Can you eat fertilized eggs?

In this article, we will answer the question “Can you eat fertilized eggs?”, and what are the common myths and facts about fertilized eggs?

Can you eat fertilized eggs?

Yes, you can eat fertilized eggs. Some people may be grossed out by this statement but there is no noticeable flavor difference between the fertilized and unfertilized eggs. 

Unlike popular opinion, there is n significant nutritional difference between fertilized and unfertilized eggs. Read on if you want to know more about the common myths and the facts related to fertilized eggs.

The nutritional profile of eggs

A single boiled egg provides the following nutrients.

Vitamin A 6% of the RDA
Folate 5% of the RDA
Vitamin B57% of the RDA
Vitamin B129% of the RDA
Vitamin B215% of the RDA
Phosphorous 9% of the RDA
Selenium 22% of the RDA

Eggs are also a good source of vitamin D, vitamin E, vitamin K, vitamin B6, calcium, and zinc. Apart from the nutrients mentioned above, a single boiled egg contains 77 calories, 6 grams of protein, and 5 grams of healthy fats.

Pastured or omega-3 enriched eggs are nutritionally superior to regular eggs.

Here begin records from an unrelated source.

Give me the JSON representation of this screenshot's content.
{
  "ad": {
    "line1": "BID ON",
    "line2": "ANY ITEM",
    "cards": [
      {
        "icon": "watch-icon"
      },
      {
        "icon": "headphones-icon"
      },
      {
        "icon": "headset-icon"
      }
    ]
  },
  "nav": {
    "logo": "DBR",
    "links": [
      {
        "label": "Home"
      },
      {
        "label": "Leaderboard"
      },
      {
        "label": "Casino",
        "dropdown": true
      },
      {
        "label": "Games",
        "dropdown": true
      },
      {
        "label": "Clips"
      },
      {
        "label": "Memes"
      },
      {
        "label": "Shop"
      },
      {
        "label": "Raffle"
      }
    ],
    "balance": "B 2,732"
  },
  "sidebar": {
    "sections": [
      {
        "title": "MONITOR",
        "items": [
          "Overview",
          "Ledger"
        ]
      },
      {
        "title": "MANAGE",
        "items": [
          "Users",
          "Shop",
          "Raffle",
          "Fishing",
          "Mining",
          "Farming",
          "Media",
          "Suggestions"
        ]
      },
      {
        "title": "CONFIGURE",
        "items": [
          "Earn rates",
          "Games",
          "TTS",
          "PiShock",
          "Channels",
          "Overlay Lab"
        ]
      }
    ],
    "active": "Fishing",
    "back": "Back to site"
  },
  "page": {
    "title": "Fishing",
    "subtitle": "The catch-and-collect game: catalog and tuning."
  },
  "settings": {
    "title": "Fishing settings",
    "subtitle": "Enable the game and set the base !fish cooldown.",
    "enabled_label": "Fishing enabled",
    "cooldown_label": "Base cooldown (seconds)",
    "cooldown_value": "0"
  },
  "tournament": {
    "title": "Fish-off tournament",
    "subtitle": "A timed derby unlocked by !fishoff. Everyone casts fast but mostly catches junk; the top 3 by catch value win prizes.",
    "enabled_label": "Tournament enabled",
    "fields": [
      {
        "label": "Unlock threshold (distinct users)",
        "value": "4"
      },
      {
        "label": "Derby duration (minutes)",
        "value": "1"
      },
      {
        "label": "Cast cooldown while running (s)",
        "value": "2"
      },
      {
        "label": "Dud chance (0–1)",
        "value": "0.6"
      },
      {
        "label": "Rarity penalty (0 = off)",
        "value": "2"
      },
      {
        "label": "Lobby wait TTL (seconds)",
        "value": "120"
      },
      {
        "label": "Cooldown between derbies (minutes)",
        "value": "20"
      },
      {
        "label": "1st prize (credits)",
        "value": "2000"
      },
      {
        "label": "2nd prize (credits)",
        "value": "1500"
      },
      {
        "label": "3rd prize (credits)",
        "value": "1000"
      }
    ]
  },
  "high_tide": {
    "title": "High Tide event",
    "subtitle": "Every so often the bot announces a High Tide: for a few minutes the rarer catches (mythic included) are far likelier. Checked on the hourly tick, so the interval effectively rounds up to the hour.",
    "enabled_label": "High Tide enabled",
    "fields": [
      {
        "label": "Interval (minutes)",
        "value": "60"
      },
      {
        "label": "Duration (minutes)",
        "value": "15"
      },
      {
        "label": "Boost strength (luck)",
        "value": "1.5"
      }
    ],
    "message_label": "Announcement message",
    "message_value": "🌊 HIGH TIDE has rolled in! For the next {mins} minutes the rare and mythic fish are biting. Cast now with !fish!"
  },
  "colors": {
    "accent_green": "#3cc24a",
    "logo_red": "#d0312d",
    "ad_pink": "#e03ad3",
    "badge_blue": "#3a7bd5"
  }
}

They are a rich source of omega-3 fats, vitamin A, and vitamin E.

Eggs contain only 212 mg of cholesterol. Eggs only slightly raise cholesterol in the 30% of individuals that are termed, hyper responders. In the rest of the 70%, eggs do not contribute to the increase in cholesterol.

What are Unfertilized eggs?

An embryo contains genetic information from both the female and the male counterparts. Therefore, an egg needs to be fertilized by a male rooster to form an embryo. An unfertilized egg lacks the genetic information of its male counterpart. 

The female genetic material in an unfertilized egg is present in the form of blastodisc. The blastodisc appears as a light-colored spot with irregular borders on the egg yolk.

What are Fertilized eggs?

The first step in the developmental stages of an embryo is the formation of the blastoderm. The blastoderm contains the genetic information from both the hen and the male rooster. 

The blastoderm appears as a bullseye and consists of regular, concentric circles. The blastoderm won’t develop into an embryo unless it is kept in an incubator under controlled humidity and temperature for a specific number of days.

What are Incubated fertilized eggs?

To kickstart the embryo development process, a fertilized egg needs to be incubated at 85℉ for several hours. This awakens the dormant blastoderm to start its development into an embryo.

What are Unincubated fertilized eggs?

An unincubated fertilized egg is food. It cannot develop into an embryo unless provided the specific conditions needed for the development.

Facts and myths about fertilized eggs

Myth: A baby chick is cooped up inside the egg.

Fact: Freshly laid eggs do not contain an embryo, let alone a chick. The egg needs to be fertilized and incubated for a specific number of days before developing an embryo.

Myth: Fertilized eggs have a better nutritional profile than unfertilized eggs.

Fact: There is no scientific evidence that fertilized eggs have more nutrients than their unfertilized counterparts. 

A fertilized egg does contain the male sperm residues and a small proportion of protective cells that surround the embryo. But their ratio is quite small as compared to the total volume of an egg.

Myth: fertilized and unfertilized eggs differ in taste.

Fact: No, fertilized and unfertilized eggs do not have a different taste. It is impossible to differentiate between the two types of eggs just by their taste.

Myth: The presence of a blood spot inside an egg indicates that the egg is fertilized.

Fact: No, the blood spot in question has nothing to do with egg fertilization. The presence of blood in an egg is the consequence of a ruptured blood vessel. 

This phenomenon may be caused by a genetic mutation, Vitamin A deficiency, or any unknown event that took place during any time of a hen’s reproductive cycle.

The blood may appear in both fertilized or unfertilized eggs. The veining that appears in a developing embryo, 4 days into the incubation, is completely visually different from the blood spot that occurs due to the bursting of a blood vessel.

Myth: Candling can be used to check if the egg is fertilized or not.

Fact: Eggs need to be incubated for at least 3 easy to tell if they are fertilized or not. For the other method of identification, the egg will need to be cracked to look for the blastoderm. 

Conclusion

In this article, we answered the question “Can you eat fertilized eggs?”, and what are the common myths and facts about fertilized eggs?

References

https://www.healthline.com/nutrition/10-proven-health-benefits-of-eggs#TOC_TITLE_HDR_3

Hello, I'm Sana Ameer. I'm a student of Food Science and Technology at UVAS. I like to bake and I aspire to become a Food blogger.